## Work required
Your copy should match the entries exactly, with no images carried over.

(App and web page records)
________

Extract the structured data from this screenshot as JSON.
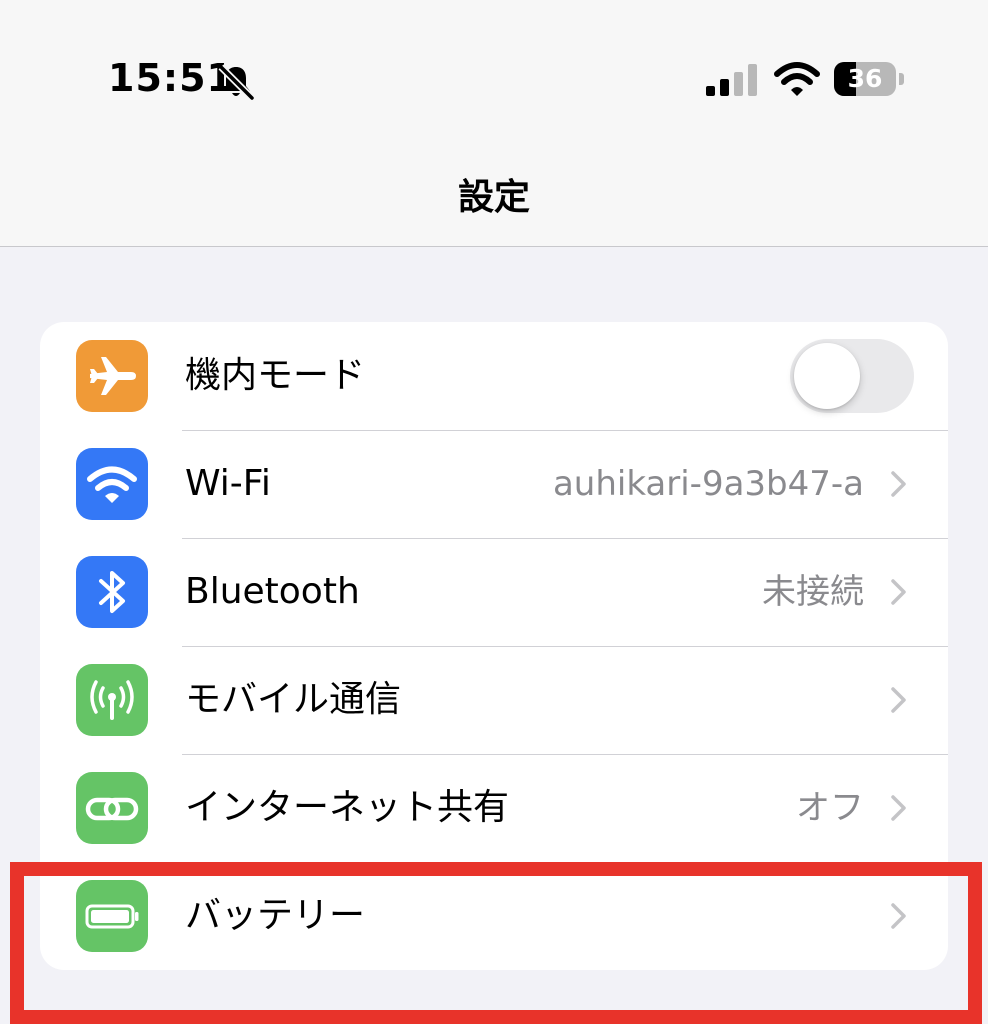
{
  "status_bar": {
    "time": "15:51",
    "silent_icon": "bell-slash-icon",
    "signal_icon": "cellular-signal-icon",
    "wifi_icon": "wifi-icon",
    "battery_level": "36",
    "battery_fraction": 0.36
  },
  "header": {
    "title": "設定"
  },
  "settings": {
    "items": [
      {
        "label": "機内モード",
        "icon": "airplane-icon",
        "icon_color": "#f09a37",
        "control": "toggle",
        "toggle_on": false
      },
      {
        "label": "Wi-Fi",
        "icon": "wifi-icon",
        "icon_color": "#3478f6",
        "value": "auhikari-9a3b47-a",
        "control": "chevron"
      },
      {
        "label": "Bluetooth",
        "icon": "bluetooth-icon",
        "icon_color": "#3478f6",
        "value": "未接続",
        "control": "chevron"
      },
      {
        "label": "モバイル通信",
        "icon": "antenna-icon",
        "icon_color": "#65c466",
        "control": "chevron"
      },
      {
        "label": "インターネット共有",
        "icon": "personal-hotspot-icon",
        "icon_color": "#65c466",
        "value": "オフ",
        "control": "chevron"
      },
      {
        "label": "バッテリー",
        "icon": "battery-icon",
        "icon_color": "#65c466",
        "control": "chevron"
      }
    ]
  },
  "highlight": {
    "color": "#e8332a",
    "target": "バッテリー"
  }
}
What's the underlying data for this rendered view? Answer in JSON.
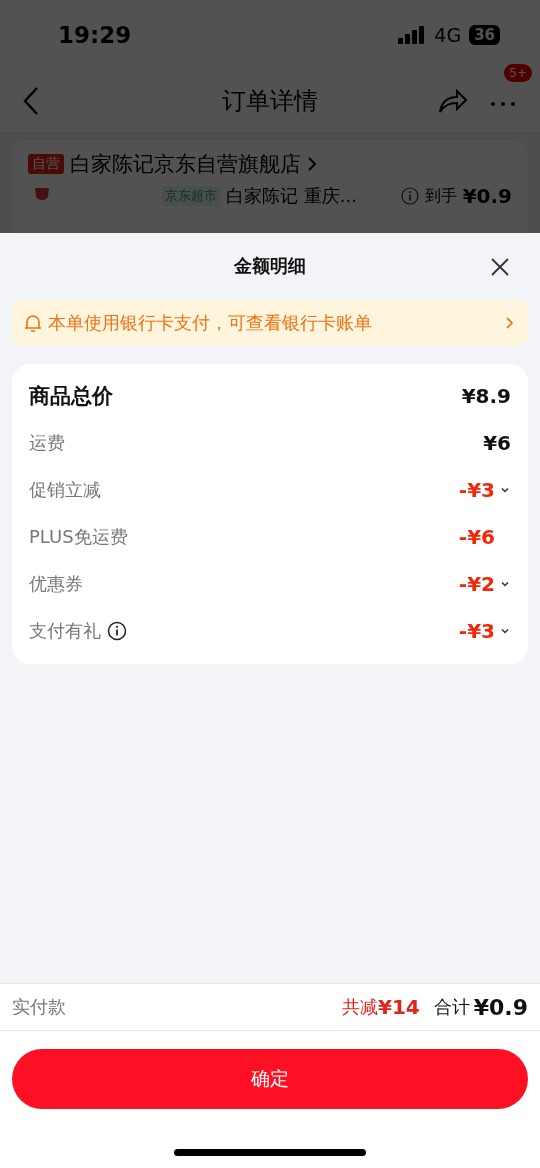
{
  "status_bar": {
    "time": "19:29",
    "network": "4G",
    "battery": "36"
  },
  "nav": {
    "title": "订单详情",
    "badge": "5+"
  },
  "store": {
    "tag": "自营",
    "name": "白家陈记京东自营旗舰店",
    "product_tag": "京东超市",
    "product_name": "白家陈记 重庆...",
    "price_label": "到手",
    "price": "¥0.9"
  },
  "sheet": {
    "title": "金额明细",
    "notice": "本单使用银行卡支付，可查看银行卡账单",
    "rows": [
      {
        "kind": "total",
        "label": "商品总价",
        "amount": "¥8.9",
        "info": false,
        "expandable": false
      },
      {
        "kind": "charge",
        "label": "运费",
        "amount": "¥6",
        "info": false,
        "expandable": false
      },
      {
        "kind": "discount",
        "label": "促销立减",
        "amount": "-¥3",
        "info": false,
        "expandable": true
      },
      {
        "kind": "discount",
        "label": "PLUS免运费",
        "amount": "-¥6",
        "info": false,
        "expandable": false
      },
      {
        "kind": "discount",
        "label": "优惠券",
        "amount": "-¥2",
        "info": false,
        "expandable": true
      },
      {
        "kind": "discount",
        "label": "支付有礼",
        "amount": "-¥3",
        "info": true,
        "expandable": true
      }
    ]
  },
  "footer": {
    "label": "实付款",
    "saved_label": "共减",
    "saved": "¥14",
    "total_label": "合计",
    "total": "¥0.9"
  },
  "button": "确定"
}
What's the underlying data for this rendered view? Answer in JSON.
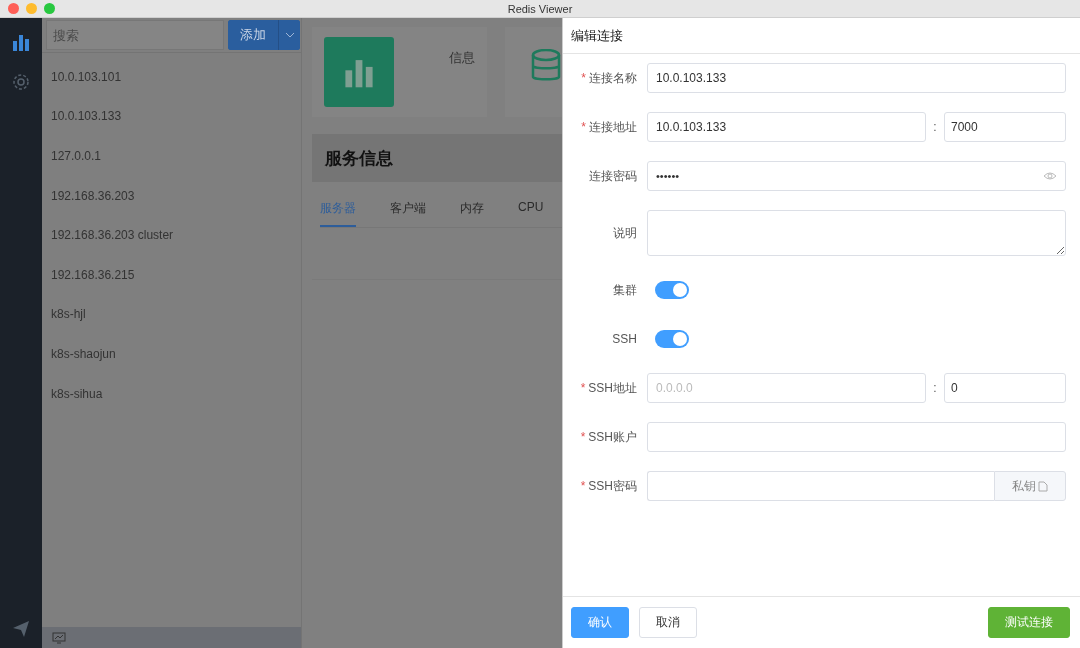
{
  "window": {
    "title": "Redis Viewer"
  },
  "search": {
    "placeholder": "搜索"
  },
  "add_button": {
    "label": "添加"
  },
  "connections": [
    {
      "name": "10.0.103.101"
    },
    {
      "name": "10.0.103.133"
    },
    {
      "name": "127.0.0.1"
    },
    {
      "name": "192.168.36.203"
    },
    {
      "name": "192.168.36.203 cluster"
    },
    {
      "name": "192.168.36.215"
    },
    {
      "name": "k8s-hjl"
    },
    {
      "name": "k8s-shaojun"
    },
    {
      "name": "k8s-sihua"
    }
  ],
  "cards": [
    {
      "label": "信息"
    }
  ],
  "panel": {
    "title": "服务信息",
    "tabs": [
      {
        "label": "服务器",
        "selected": true
      },
      {
        "label": "客户端",
        "selected": false
      },
      {
        "label": "内存",
        "selected": false
      },
      {
        "label": "CPU",
        "selected": false
      }
    ]
  },
  "drawer": {
    "title": "编辑连接",
    "required_mark": "*",
    "fields": [
      {
        "kind": "text",
        "label": "连接名称",
        "required": true,
        "value": "10.0.103.133"
      },
      {
        "kind": "hostport",
        "label": "连接地址",
        "required": true,
        "value": "10.0.103.133",
        "separator": ":",
        "port": "7000"
      },
      {
        "kind": "password",
        "label": "连接密码",
        "required": false,
        "value": "••••••"
      },
      {
        "kind": "textarea",
        "label": "说明",
        "required": false
      },
      {
        "kind": "switch",
        "label": "集群",
        "required": false,
        "on": true
      },
      {
        "kind": "switch",
        "label": "SSH",
        "required": false,
        "on": true
      },
      {
        "kind": "hostport",
        "label": "SSH地址",
        "required": true,
        "placeholder": "0.0.0.0",
        "separator": ":",
        "port": "0"
      },
      {
        "kind": "text",
        "label": "SSH账户",
        "required": true
      },
      {
        "kind": "file",
        "label": "SSH密码",
        "required": true,
        "button": "私钥"
      }
    ],
    "buttons": [
      {
        "kind": "primary",
        "label": "确认"
      },
      {
        "kind": "default",
        "label": "取消"
      },
      {
        "kind": "success",
        "label": "测试连接"
      }
    ]
  }
}
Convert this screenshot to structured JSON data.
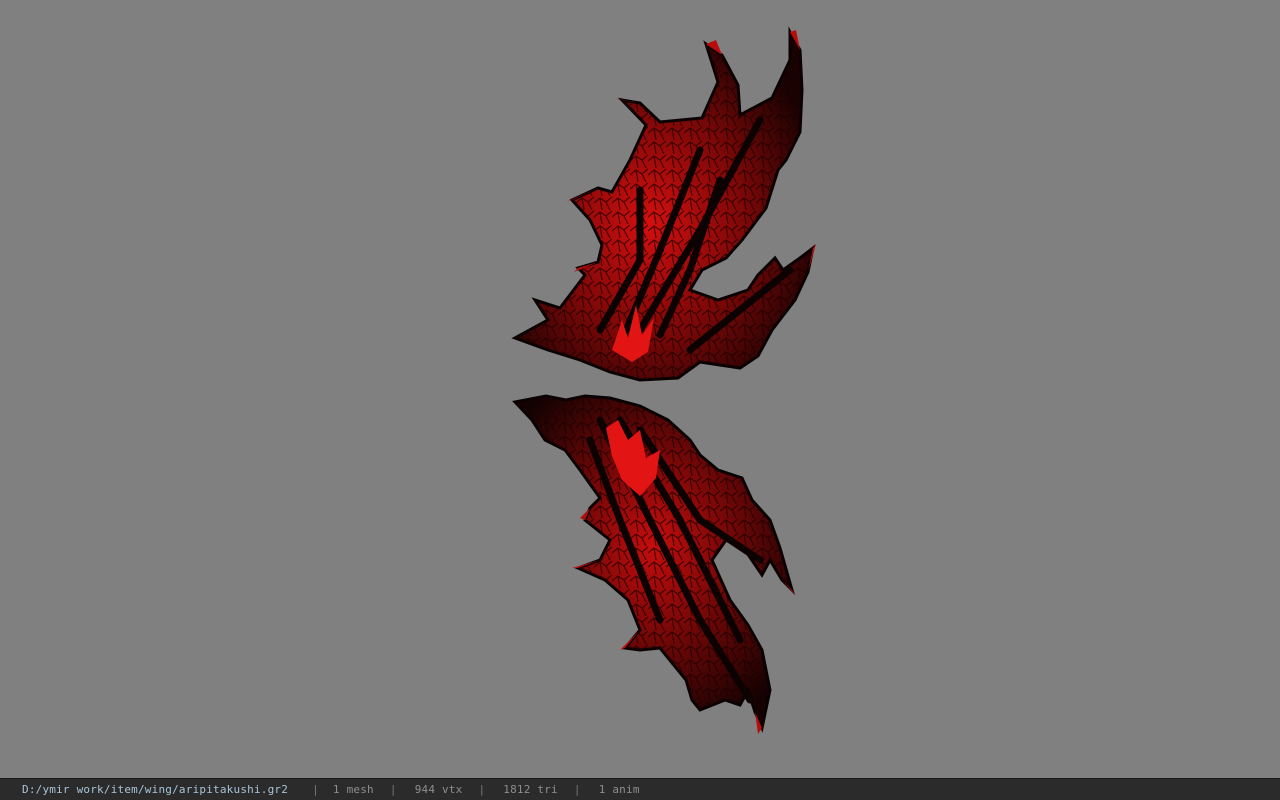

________

## Completed task
Extract the structured data from this screenshot as JSON.
{
  "status_bar": {
    "time": "15:51",
    "silent_icon": "bell-slash-icon",
    "signal_icon": "cellular-signal-icon",
    "wifi_icon": "wifi-icon",
    "battery_level": "36",
    "battery_fraction": 0.36
  },
  "header": {
    "title": "設定"
  },
  "settings": {
    "items": [
      {
        "label": "機内モード",
        "icon": "airplane-icon",
        "icon_color": "#f09a37",
        "control": "toggle",
        "toggle_on": false
      },
      {
        "label": "Wi-Fi",
        "icon": "wifi-icon",
        "icon_color": "#3478f6",
        "value": "auhikari-9a3b47-a",
        "control": "chevron"
      },
      {
        "label": "Bluetooth",
        "icon": "bluetooth-icon",
        "icon_color": "#3478f6",
        "value": "未接続",
        "control": "chevron"
      },
      {
        "label": "モバイル通信",
        "icon": "antenna-icon",
        "icon_color": "#65c466",
        "control": "chevron"
      },
      {
        "label": "インターネット共有",
        "icon": "personal-hotspot-icon",
        "icon_color": "#65c466",
        "value": "オフ",
        "control": "chevron"
      },
      {
        "label": "バッテリー",
        "icon": "battery-icon",
        "icon_color": "#65c466",
        "control": "chevron"
      }
    ]
  },
  "highlight": {
    "color": "#e8332a",
    "target": "バッテリー"
  }
}
What's the underlying data for this rendered view? Answer in JSON.
{
  "status_bar": {
    "time": "19:29",
    "network": "4G",
    "battery": "36"
  },
  "nav": {
    "title": "订单详情",
    "badge": "5+"
  },
  "store": {
    "tag": "自营",
    "name": "白家陈记京东自营旗舰店",
    "product_tag": "京东超市",
    "product_name": "白家陈记 重庆...",
    "price_label": "到手",
    "price": "¥0.9"
  },
  "sheet": {
    "title": "金额明细",
    "notice": "本单使用银行卡支付，可查看银行卡账单",
    "rows": [
      {
        "kind": "total",
        "label": "商品总价",
        "amount": "¥8.9",
        "info": false,
        "expandable": false
      },
      {
        "kind": "charge",
        "label": "运费",
        "amount": "¥6",
        "info": false,
        "expandable": false
      },
      {
        "kind": "discount",
        "label": "促销立减",
        "amount": "-¥3",
        "info": false,
        "expandable": true
      },
      {
        "kind": "discount",
        "label": "PLUS免运费",
        "amount": "-¥6",
        "info": false,
        "expandable": false
      },
      {
        "kind": "discount",
        "label": "优惠券",
        "amount": "-¥2",
        "info": false,
        "expandable": true
      },
      {
        "kind": "discount",
        "label": "支付有礼",
        "amount": "-¥3",
        "info": true,
        "expandable": true
      }
    ]
  },
  "footer": {
    "label": "实付款",
    "saved_label": "共减",
    "saved": "¥14",
    "total_label": "合计",
    "total": "¥0.9"
  },
  "button": "确定"
}
What's the underlying data for this rendered view? Answer in JSON.
{
  "window": {
    "title": "Redis Viewer"
  },
  "search": {
    "placeholder": "搜索"
  },
  "add_button": {
    "label": "添加"
  },
  "connections": [
    {
      "name": "10.0.103.101"
    },
    {
      "name": "10.0.103.133"
    },
    {
      "name": "127.0.0.1"
    },
    {
      "name": "192.168.36.203"
    },
    {
      "name": "192.168.36.203 cluster"
    },
    {
      "name": "192.168.36.215"
    },
    {
      "name": "k8s-hjl"
    },
    {
      "name": "k8s-shaojun"
    },
    {
      "name": "k8s-sihua"
    }
  ],
  "cards": [
    {
      "label": "信息"
    }
  ],
  "panel": {
    "title": "服务信息",
    "tabs": [
      {
        "label": "服务器",
        "selected": true
      },
      {
        "label": "客户端",
        "selected": false
      },
      {
        "label": "内存",
        "selected": false
      },
      {
        "label": "CPU",
        "selected": false
      }
    ]
  },
  "drawer": {
    "title": "编辑连接",
    "required_mark": "*",
    "fields": [
      {
        "kind": "text",
        "label": "连接名称",
        "required": true,
        "value": "10.0.103.133"
      },
      {
        "kind": "hostport",
        "label": "连接地址",
        "required": true,
        "value": "10.0.103.133",
        "separator": ":",
        "port": "7000"
      },
      {
        "kind": "password",
        "label": "连接密码",
        "required": false,
        "value": "••••••"
      },
      {
        "kind": "textarea",
        "label": "说明",
        "required": false
      },
      {
        "kind": "switch",
        "label": "集群",
        "required": false,
        "on": true
      },
      {
        "kind": "switch",
        "label": "SSH",
        "required": false,
        "on": true
      },
      {
        "kind": "hostport",
        "label": "SSH地址",
        "required": true,
        "placeholder": "0.0.0.0",
        "separator": ":",
        "port": "0"
      },
      {
        "kind": "text",
        "label": "SSH账户",
        "required": true
      },
      {
        "kind": "file",
        "label": "SSH密码",
        "required": true,
        "button": "私钥"
      }
    ],
    "buttons": [
      {
        "kind": "primary",
        "label": "确认"
      },
      {
        "kind": "default",
        "label": "取消"
      },
      {
        "kind": "success",
        "label": "测试连接"
      }
    ]
  }
}
Convert this screenshot to structured JSON data.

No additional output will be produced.